By Jerry Davis
This post is part of an Aspen Institute Business & Society Program conversation series exploring ways to align the incentives of business and the capital markets with the long-term health of society. To learn more, visit www.aspeninstitute.org/bsp.
Dell’s (DELL) buyout is the latest in a series of firms leaving the public market. Since 1997, the number of American companies listed on stock markets has dropped by more than half, from more than 8,800 to roughly 4,100. Some firms leave the market due to mergers or going private (Dell), while many are delisted due to bankruptcy or liquidation (Circuit City, Borders, or Eastman Kodak).
But Dell’s buyout represents something bigger: The triumph of the virtual corporation.
Dell’s announcement coincided with the 20th anniversary of Business Week’s famous 1993 cover story on “The virtual corporation.” The virtual corporation was described as a temporary network of specialists that could be snapped together and re-configured like Lego pieces. Designers designed, manufacturers manufactured, marketers sold. The article was prescient in many ways, but missed out on one development: The growth of “turnkey” manufacturers in industries ranging from PCs to pet food.

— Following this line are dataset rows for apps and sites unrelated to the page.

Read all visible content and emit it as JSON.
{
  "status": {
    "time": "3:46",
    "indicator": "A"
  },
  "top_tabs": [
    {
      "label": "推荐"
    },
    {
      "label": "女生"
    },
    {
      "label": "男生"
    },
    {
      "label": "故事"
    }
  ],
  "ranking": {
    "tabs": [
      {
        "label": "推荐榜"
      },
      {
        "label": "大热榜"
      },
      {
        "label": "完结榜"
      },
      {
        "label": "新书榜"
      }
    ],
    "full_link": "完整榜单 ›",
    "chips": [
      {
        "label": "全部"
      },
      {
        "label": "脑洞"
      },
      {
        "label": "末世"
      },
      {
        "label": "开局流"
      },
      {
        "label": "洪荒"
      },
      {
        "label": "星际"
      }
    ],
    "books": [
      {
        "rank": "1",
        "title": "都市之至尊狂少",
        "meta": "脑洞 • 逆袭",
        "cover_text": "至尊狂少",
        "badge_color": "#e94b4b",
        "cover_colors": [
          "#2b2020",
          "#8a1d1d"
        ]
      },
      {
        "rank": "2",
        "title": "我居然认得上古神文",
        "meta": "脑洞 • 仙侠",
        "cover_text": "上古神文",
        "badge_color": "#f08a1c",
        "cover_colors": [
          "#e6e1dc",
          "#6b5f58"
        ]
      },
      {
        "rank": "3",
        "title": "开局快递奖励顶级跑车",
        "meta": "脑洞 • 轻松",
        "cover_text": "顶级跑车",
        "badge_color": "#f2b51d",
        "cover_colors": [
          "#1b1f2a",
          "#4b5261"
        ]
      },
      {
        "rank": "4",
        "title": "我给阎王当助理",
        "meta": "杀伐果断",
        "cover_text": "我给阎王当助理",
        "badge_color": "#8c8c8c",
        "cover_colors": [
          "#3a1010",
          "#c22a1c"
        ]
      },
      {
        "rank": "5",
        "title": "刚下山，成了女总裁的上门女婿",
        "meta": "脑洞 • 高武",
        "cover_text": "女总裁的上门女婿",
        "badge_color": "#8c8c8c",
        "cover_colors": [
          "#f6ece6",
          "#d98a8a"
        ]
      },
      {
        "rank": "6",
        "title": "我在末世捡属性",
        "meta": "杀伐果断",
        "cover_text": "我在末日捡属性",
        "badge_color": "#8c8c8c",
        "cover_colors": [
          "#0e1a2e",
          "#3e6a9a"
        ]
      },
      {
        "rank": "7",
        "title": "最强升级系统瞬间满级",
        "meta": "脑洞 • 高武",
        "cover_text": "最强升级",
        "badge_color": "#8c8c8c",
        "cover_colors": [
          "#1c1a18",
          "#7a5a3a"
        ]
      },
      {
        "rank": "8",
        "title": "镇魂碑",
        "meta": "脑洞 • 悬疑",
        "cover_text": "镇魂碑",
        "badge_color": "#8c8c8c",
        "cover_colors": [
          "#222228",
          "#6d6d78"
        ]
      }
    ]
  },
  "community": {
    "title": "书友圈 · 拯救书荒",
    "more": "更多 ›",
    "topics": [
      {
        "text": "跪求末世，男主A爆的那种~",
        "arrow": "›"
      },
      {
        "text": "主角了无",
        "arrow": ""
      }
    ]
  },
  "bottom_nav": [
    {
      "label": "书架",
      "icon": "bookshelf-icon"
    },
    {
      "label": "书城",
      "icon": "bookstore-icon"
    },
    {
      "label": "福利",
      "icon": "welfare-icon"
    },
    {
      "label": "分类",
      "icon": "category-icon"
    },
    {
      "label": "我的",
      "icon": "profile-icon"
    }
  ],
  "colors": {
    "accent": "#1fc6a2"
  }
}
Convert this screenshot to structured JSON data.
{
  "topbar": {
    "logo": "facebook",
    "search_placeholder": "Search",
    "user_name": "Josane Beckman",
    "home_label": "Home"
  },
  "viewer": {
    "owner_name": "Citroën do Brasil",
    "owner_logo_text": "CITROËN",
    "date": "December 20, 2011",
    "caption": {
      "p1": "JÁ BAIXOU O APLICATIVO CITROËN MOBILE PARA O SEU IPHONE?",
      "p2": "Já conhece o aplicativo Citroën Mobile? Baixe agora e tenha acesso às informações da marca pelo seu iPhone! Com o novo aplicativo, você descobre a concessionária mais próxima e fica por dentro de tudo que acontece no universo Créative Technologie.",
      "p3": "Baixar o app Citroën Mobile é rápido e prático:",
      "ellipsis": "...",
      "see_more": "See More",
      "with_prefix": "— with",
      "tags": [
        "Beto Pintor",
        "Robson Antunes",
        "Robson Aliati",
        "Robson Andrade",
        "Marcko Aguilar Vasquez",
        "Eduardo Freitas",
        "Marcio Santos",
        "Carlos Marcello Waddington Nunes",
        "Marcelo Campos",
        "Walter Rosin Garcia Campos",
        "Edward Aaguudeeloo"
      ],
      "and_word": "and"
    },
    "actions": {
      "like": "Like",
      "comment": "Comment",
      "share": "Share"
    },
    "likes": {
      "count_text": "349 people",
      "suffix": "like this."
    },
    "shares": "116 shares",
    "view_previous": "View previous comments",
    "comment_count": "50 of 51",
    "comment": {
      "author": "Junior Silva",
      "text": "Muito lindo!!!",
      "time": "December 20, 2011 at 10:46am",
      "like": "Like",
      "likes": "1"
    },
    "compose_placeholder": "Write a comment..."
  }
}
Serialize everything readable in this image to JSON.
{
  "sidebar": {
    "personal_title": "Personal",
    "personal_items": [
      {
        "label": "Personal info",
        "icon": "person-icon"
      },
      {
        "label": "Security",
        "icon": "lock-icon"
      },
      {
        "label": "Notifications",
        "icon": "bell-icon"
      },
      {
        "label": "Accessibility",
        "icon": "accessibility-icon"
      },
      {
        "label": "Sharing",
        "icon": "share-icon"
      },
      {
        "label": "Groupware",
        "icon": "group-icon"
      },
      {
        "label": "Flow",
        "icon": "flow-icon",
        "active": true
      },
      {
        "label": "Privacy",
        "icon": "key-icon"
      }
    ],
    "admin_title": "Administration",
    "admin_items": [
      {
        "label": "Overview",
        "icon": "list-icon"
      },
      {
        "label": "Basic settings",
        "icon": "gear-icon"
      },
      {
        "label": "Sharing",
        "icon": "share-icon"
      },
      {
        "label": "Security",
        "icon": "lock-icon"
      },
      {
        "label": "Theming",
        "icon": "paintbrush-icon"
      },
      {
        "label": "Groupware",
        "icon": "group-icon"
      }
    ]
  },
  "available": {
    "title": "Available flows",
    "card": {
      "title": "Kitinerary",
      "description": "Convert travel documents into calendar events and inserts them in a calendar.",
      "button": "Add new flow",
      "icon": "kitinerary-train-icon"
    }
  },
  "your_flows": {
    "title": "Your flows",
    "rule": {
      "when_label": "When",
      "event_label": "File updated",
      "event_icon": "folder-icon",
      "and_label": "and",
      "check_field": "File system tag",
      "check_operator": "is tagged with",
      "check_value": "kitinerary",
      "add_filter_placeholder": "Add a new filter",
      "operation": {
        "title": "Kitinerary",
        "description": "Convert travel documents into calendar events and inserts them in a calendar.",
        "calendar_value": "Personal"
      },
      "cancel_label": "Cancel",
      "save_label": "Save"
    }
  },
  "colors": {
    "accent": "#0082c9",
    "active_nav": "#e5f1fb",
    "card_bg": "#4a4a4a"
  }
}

In the 1990s, companies like Ingram Micro and Flextronics took on the mundane tasks of assembly, supplier management, and distribution for many large PC makers — often manufacturing competing brands on the same assembly lines. During the 2000s, the vast majority of electronics assembly moved offshore. The numbers are stark: At the start of 2001, the Computer and Electronic Products industry had 1.9 million employees in the US. It now has fewer than 1.1 million — about as many as Foxconn alone empoys in China.